◆ **Supplied data**:
____________
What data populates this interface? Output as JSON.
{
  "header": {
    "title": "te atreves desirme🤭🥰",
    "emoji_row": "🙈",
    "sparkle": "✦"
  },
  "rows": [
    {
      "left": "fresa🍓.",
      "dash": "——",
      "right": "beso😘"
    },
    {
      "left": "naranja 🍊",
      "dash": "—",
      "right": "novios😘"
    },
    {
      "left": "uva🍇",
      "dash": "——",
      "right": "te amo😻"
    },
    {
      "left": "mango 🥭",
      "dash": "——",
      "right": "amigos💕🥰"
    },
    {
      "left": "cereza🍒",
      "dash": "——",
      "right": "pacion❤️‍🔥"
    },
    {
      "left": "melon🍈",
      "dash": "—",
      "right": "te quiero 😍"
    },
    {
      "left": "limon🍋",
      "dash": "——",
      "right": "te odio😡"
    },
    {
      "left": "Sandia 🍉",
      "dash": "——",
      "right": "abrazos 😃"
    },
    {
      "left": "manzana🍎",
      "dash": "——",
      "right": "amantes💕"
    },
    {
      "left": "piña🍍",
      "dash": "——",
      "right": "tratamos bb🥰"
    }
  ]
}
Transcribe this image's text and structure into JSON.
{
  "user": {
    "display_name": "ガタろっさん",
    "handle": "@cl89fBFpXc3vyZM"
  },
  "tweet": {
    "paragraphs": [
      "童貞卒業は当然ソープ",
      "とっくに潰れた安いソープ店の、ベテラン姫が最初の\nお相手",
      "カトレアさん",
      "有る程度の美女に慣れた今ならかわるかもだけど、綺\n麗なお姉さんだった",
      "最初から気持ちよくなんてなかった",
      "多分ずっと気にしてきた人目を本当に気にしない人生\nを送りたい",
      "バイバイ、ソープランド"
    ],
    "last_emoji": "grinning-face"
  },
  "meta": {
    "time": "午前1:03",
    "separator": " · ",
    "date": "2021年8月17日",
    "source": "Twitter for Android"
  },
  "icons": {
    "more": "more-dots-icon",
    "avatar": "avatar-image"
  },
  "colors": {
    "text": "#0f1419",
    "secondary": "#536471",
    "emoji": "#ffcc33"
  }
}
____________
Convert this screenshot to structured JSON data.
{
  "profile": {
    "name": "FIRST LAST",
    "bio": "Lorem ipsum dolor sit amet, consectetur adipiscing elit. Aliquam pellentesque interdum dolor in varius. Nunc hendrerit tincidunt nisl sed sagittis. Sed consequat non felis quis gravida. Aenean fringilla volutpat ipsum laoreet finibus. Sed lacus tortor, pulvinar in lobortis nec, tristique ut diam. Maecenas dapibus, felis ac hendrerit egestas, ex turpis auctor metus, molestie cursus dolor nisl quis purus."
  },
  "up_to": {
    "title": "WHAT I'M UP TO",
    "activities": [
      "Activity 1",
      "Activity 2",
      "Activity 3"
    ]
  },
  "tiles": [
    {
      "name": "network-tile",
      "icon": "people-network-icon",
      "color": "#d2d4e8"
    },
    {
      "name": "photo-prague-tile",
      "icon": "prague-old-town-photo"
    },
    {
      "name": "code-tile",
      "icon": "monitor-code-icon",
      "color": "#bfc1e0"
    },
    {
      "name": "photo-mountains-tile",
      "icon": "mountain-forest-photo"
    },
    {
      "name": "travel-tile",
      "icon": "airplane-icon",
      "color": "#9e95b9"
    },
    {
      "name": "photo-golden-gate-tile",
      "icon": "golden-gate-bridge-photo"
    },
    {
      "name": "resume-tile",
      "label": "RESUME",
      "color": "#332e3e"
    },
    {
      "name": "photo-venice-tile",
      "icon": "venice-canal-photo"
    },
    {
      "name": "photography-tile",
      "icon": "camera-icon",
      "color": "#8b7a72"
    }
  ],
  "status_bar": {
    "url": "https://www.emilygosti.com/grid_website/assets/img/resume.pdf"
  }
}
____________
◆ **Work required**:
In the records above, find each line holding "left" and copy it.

◆ **Result**:
      "left": "fresa🍓.",
      "left": "naranja 🍊",
      "left": "uva🍇",
      "left": "mango 🥭",
      "left": "cereza🍒",
      "left": "melon🍈",
      "left": "limon🍋",
      "left": "Sandia 🍉",
      "left": "manzana🍎",
      "left": "piña🍍",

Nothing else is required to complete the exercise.